The mind of an anorexic is fueled by rules and restrictions as a means of control and protection. For the anorexic, life’s uncertainties and perceived fears cause great anxiety and feelings of danger and insecurity. I will relate my own experiences with this, and how it affected my life with this disease.
Losing weight and dieting was my main objective. It became my only goal, every day. From the beginning, I classified foods into two categories, either ‘good’ or ‘bad’. I set up rules in my mind about how, when and what I would allow myself to eat. My rules changed over the years, depending on society’s influence, family influence and ideas that I thought might cause more weight loss. Certain foods would suddenly fall into the bad category, if I felt a sense of danger, insecurity or a loss of control. I had certain rules about when I could eat, in what order I could eat certain foods, on certain days, even what plates, silverware and cups I could use. I had a certain order in which I would eat certain foods. Every second my actions were methodical and calculated. Rules, rigidity and absolute control played out in all other areas of my life also. I had rules, rituals, or a routine for every second of my day, and for days in advance. If at any time I broke the rules, this caused fear and extreme anxiety.
One of the rules that I set for myself from the very beginning was that I must eat differently than others. The foods had to be different, the times I ate were different, and the method in which I ate had to be different. For the entire span of my disease, my patent excuse for not eating, or for the differences in my eating was “I don’t like it”. This is a common excuse for most anorexics. Eventually, over time, I even convinced myself of that, and my list of bad foods became longer. The worst of this came the last 10 years or so of my disease, except for an 18 month period after I had been in treatment. During that time, my rules relaxed to some degree, but were never completely controlled. Within a short amount of time, what I allowed myself decreased again and the rules became even more rigid. After that time, my intake steadily decreased, and from that point on I became a virtual recluse. My days were completely planned around my eating schedule, and I allowed nothing to interfere. I missed out on my boys’ school and sporting events, family holidays and birthdays, and I had entirely no social interaction. I had to protect my ‘secret’ lifestyle, which by that time was most evident to everyone who knew me.
I took on a health food approach for some time, which played right into my need to be different. I avoided all sugars and preservatives, and I baked all my family’s bread, even to the point of grinding the raw wheat for flour.
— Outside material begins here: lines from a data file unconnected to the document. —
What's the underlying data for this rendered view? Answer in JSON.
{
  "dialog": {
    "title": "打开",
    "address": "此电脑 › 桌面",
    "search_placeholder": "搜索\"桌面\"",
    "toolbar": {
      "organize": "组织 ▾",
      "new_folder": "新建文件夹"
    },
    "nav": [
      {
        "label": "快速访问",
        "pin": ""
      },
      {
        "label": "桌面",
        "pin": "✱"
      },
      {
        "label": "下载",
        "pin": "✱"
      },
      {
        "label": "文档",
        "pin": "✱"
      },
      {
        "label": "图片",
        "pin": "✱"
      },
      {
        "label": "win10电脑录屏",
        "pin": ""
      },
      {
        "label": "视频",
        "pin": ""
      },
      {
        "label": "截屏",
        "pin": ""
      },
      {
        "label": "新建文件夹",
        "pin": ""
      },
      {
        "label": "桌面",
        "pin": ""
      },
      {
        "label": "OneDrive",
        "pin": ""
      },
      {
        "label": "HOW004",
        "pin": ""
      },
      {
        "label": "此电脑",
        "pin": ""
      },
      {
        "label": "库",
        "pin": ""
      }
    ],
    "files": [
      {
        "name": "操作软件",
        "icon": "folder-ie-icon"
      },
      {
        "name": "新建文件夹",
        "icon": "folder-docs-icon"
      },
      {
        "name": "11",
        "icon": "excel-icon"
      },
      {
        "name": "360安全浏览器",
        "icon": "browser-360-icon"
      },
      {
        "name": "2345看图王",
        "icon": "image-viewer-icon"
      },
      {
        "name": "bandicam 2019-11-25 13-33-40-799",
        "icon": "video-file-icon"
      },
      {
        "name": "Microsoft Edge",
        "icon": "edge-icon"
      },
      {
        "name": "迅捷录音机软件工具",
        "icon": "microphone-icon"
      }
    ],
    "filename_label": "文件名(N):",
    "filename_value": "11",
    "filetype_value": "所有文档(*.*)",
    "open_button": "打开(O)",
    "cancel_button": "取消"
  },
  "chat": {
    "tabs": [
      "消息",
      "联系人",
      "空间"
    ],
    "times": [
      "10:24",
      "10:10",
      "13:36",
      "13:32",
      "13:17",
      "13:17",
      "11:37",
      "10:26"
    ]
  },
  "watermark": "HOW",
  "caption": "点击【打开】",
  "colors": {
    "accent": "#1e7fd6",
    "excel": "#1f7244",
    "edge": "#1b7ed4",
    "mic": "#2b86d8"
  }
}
But interestingly enough, I never ate it. I can see now that resisting the temptation provided another test of my willpower, and another chance to prove my success. Then I was a vegetarian for several years, avoiding any kind of protein, including meat, dairy products, eggs, fish or chicken.
My rules did change along the course of my disease, but they were always there. It was all about control and a pseudo protection, safety and security. Every treatment that I went into, I formed my own set of rules as a means to maintain control. The lies, manipulation and desperate fear prevented me from accepting treatment or committing to recovery. After I was admitted to my final and successful treatment center, it still took me many months after weight restoration to be able to admit and recognize what my food ruts and rules were, and to begin to challenge them. That is when I began to feel REAL control.
I am now living each day with no rules about what I eat, or labels in my mind about “good” or “bad” foods. The obsessive nature of my life in general has greatly decreased. I will always be a very organized person, with a need for order, but not to the point that it interferes with the joy that I now experience every day in my life. My first priority is to eat enough food each day to remain healthy, and to never again sacrifice myself in any way to meet society’s expectations or to gain acceptance.